Rumpus: How would the story be different if you wrote a book for adults?

Castle: If this were an adult memoir, I think it would be present-day Jiordan. One thing that’s very sad but interesting to note is that the events in this book happened twice in my life. What you read in the book—my father’s suicide attempt, him going to prison—both of those things happened again in my twenties. I don’t put that in the book, obviously, because that’s not the story of my teen self and not what the book is concerned with. If I did this book for adults . . . you know, I don’t think I could do that book. Then, the elements of hope would be so much more difficult to capture. I didn’t think this book would ever happen, and I think it only happened because I did it for young people, knowing there was a backdoor for adults to walk through.

Rumpus: What frightened you the most while you were writing this, and how did you deal with that?

​​Castle: I think the fear that I had about writing the book was, “Am I a monster?” I thought just the act of writing it made me a bad daughter, a bad friend, and a bad sister. I really believed that when I was starting it, and I would never say that to a friend working on the same project. I would say, “This is your story. You have earned it.” And that people could benefit from it.

Three of my closest friends from that time read it and they could not have been more generous. They were so helpful in making me feel like the act of writing it was valid and also that we could better understand each other as friends and as adult women, rehashing this stuff together. When I got some buy-in and some peace and some grace from those people, that’s when I could be afraid of the normal things involved with publishing a book.

Rumpus: A lot of the details are left out of the book, and some of them you had no way of knowing. How did you deal with writing about what you didn’t know?

Castle: With that, there’s the criminal component. There are the things about my father’s crimes where I did my research—I have a folder with that material. I requested a sensitivity read, and I had a legal read. For me, that was really important, especially dealing with the prison system and with memoir in general. I wanted to make sure that I checked as many boxes as I could. But the things that I don’t know, I think I had to use my poet brain to ask, “How can I use this as a creative tool or an advantage to the craft?” Part of my experience growing up was the not knowing and the wanting to know, so I think it’s important to show that.

Rumpus: What’s been the best thing about writing and publishing this book?

Castle: One really nice thing is getting recognition from people who work in libraries. Having their consideration has been such a warm surprise.
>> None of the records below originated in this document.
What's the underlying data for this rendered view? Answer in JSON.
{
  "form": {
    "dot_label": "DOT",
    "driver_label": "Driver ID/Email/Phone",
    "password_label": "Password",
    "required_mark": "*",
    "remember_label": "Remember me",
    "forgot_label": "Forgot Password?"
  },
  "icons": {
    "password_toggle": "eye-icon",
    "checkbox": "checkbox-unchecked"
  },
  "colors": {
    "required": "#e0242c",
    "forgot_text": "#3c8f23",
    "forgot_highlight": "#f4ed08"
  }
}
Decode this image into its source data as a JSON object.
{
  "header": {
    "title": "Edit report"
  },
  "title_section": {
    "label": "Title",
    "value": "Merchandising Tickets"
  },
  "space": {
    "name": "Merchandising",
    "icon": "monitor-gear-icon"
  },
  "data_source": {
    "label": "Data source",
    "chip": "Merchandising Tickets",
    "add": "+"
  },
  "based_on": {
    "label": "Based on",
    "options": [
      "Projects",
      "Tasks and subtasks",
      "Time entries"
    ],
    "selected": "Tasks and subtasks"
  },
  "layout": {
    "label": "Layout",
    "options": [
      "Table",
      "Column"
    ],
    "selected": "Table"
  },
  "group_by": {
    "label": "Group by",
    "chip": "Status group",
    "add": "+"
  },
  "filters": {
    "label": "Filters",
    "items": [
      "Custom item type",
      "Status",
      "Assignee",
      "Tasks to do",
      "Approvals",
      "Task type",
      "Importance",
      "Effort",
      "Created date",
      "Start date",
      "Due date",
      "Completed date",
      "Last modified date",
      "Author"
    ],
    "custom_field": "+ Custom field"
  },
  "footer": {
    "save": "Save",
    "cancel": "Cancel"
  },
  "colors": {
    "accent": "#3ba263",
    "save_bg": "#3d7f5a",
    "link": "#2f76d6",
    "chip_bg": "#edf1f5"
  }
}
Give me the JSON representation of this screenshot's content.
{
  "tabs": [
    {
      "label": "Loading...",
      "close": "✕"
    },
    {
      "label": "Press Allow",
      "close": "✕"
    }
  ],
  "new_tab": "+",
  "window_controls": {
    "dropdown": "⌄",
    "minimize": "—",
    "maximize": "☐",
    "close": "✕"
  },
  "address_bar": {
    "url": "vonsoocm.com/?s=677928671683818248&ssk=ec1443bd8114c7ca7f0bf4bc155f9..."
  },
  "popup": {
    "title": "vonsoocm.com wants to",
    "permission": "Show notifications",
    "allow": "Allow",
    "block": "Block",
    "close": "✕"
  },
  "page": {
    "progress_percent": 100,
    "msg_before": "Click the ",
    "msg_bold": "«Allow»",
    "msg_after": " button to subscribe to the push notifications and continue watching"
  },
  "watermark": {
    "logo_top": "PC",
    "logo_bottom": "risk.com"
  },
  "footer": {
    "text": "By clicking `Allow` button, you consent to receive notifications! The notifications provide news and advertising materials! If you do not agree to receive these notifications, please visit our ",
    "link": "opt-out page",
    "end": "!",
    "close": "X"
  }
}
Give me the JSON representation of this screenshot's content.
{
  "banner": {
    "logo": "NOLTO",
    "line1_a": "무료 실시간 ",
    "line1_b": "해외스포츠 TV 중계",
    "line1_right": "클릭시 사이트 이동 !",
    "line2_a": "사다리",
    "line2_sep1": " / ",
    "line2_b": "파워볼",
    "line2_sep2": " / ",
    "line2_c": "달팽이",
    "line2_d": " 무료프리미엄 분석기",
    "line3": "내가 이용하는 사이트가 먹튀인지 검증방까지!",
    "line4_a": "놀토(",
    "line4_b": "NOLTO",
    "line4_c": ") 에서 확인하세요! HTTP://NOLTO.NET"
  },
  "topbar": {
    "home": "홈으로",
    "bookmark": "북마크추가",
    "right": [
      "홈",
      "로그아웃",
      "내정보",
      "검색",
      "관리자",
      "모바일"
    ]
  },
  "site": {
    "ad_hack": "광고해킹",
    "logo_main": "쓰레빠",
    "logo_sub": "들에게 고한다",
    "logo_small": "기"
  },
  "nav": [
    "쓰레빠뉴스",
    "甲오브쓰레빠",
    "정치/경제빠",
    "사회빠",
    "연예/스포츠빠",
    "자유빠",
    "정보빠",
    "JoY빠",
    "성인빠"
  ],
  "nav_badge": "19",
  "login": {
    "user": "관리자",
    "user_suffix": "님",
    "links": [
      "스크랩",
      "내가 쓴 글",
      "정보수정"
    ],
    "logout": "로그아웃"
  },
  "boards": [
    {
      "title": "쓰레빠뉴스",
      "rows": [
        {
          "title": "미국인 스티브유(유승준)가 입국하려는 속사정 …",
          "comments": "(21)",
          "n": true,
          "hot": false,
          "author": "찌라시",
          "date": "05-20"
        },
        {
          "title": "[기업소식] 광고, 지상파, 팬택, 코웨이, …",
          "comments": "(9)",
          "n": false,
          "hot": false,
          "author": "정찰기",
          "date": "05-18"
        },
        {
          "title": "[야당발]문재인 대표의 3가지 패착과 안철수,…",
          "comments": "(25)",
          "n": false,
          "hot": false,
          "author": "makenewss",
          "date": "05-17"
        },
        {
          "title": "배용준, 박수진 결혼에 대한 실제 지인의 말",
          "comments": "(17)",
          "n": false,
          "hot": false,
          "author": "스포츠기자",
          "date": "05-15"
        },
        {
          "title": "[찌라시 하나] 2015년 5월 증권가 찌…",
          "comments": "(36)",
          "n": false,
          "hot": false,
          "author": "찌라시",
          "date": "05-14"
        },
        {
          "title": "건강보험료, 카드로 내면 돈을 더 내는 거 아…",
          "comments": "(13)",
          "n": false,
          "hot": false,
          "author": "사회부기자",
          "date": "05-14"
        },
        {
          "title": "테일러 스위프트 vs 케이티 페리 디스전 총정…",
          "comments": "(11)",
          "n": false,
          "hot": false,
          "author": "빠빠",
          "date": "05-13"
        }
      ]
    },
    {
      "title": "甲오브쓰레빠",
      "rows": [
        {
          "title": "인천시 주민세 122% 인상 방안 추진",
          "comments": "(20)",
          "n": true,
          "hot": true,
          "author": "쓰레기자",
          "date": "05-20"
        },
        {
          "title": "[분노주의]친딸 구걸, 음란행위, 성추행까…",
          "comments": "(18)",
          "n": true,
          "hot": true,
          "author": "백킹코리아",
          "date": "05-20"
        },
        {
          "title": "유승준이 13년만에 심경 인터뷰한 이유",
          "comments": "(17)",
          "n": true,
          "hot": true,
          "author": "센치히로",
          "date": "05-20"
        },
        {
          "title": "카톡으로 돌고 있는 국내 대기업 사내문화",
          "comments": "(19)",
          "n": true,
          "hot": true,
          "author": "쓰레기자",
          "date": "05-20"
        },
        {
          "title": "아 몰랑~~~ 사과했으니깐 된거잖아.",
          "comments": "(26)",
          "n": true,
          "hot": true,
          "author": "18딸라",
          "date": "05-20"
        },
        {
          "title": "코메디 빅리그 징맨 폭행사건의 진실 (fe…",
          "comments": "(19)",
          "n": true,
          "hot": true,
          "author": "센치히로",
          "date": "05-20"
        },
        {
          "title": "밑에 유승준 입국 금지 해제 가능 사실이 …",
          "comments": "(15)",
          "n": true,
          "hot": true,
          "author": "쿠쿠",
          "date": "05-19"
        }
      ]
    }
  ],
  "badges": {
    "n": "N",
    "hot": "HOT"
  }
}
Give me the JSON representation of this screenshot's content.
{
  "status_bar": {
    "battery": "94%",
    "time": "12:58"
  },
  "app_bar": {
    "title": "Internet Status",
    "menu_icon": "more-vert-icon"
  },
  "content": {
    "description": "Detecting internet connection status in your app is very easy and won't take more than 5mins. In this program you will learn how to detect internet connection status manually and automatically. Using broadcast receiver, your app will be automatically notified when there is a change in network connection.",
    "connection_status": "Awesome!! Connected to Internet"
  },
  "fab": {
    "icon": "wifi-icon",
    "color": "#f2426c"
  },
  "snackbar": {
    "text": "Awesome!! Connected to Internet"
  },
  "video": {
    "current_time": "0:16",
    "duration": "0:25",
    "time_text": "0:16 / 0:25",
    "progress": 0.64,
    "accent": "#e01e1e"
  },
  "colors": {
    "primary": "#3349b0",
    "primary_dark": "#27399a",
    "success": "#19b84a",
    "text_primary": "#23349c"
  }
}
I think everybody wants their book to sell, but access has been the most exciting thing for me. The idea that because this book is getting into libraries, young people will get access whether they have the financial means or not. And that hopefully they can see themselves in the story. I wrote this book because when I was that age, I didn’t have anything to look to. I had nothing that felt like the experience I was living, and I hope I’ve course-corrected that even a tiny bit for anyone who shares the experience of growing up in the shadow of the prison system.




Author photograph by Kelly Williams

Emma Bolden is the author of a memoir, The Tiger and the Cage (Soft Skull), and the poetry collections House Is an Enigma, medi(t)ations, and Maleficae. The recipient of an NEA Fellowship, she is an editor of Screen Door Review. More from this author →